Henri Marie Petiet was born into an aristocratic family in 1894. He was a precocious collector, with an interest in illustrated books and, by extension, fine prints. He soon became a presence in the auction rooms and by degrees began to trade as well as collect, eventually opening his own gallery. Petiet knew, as did everyone else, that Vollard’s house on the rue de Martignac was an Aladdin’s cave, packed with paintings, drawings, ceramics, sculptures and prints. Whilst Petiet was interested in many of the prints and livres d’artiste, for him the main prize was the entire edition of the series that was eventually to become known as the Suite Vollard. Intense negotiations with Vollard’s executors took place and, despite Paris being under Nazi occupation, a deal was eventually concluded.
While the acquisition was a coup, it came with two challenges; the first was that Petiet received only 97 of the plates. The three portraits of Vollard which conclude the series had been diverted (deliberately or accidentally) to a competitor, forcing Petiet to negotiate with a rival whenever he wanted to sell a complete set.
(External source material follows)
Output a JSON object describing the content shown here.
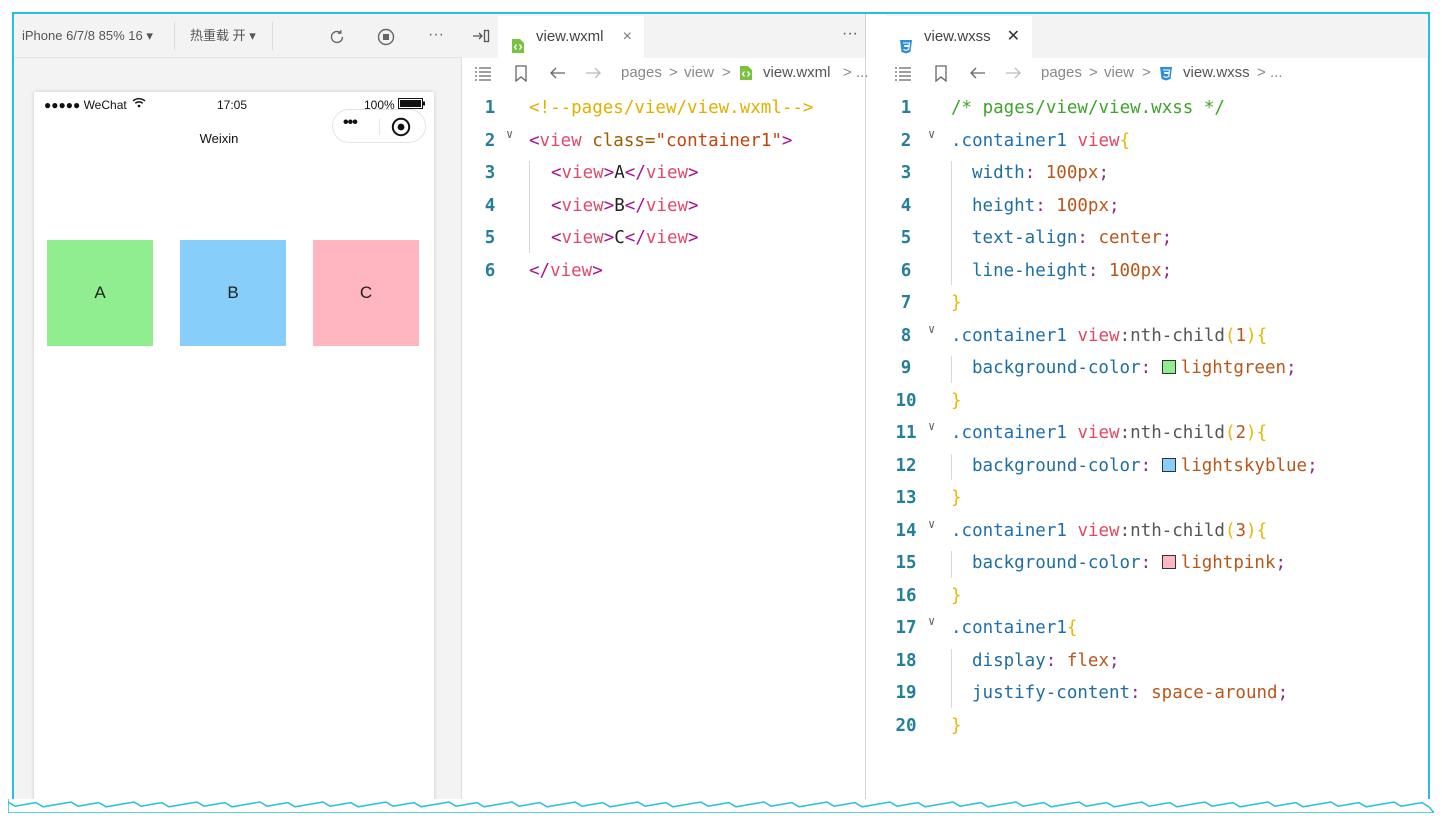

The second challenge was the fact that Picasso had signed only fifteen impressions each of just ten works before Vollard died. It was clear to Petiet that he could increase the return on his investment if he could induce the artist to sign more of the edition. This he managed to do, but only sporadically, and at some cost—Picasso charged 100, then 200 francs, for each signature, in cash. Aware that Picasso might change his mind at any time, Petiet was careful to present sets of the large format, deluxe edition, to the artist first, followed by the regular edition and a selection of the most important individual subjects.
By 1969 Picasso had grown weary of this arrangement and had other pressing obligations. As Petiet had feared, the signing stopped. Although he must have kept meticulous records, there is no surviving account of the number of individual impressions or complete sets that were signed by the artist. Ultimately, many sets were broken up by subsequent owners, with the result that complete sets, particularly the edition with large margins, are very rare. To our knowledge the present lot will be only the third example of a signed, deluxe set to have appeared at auction in forty years.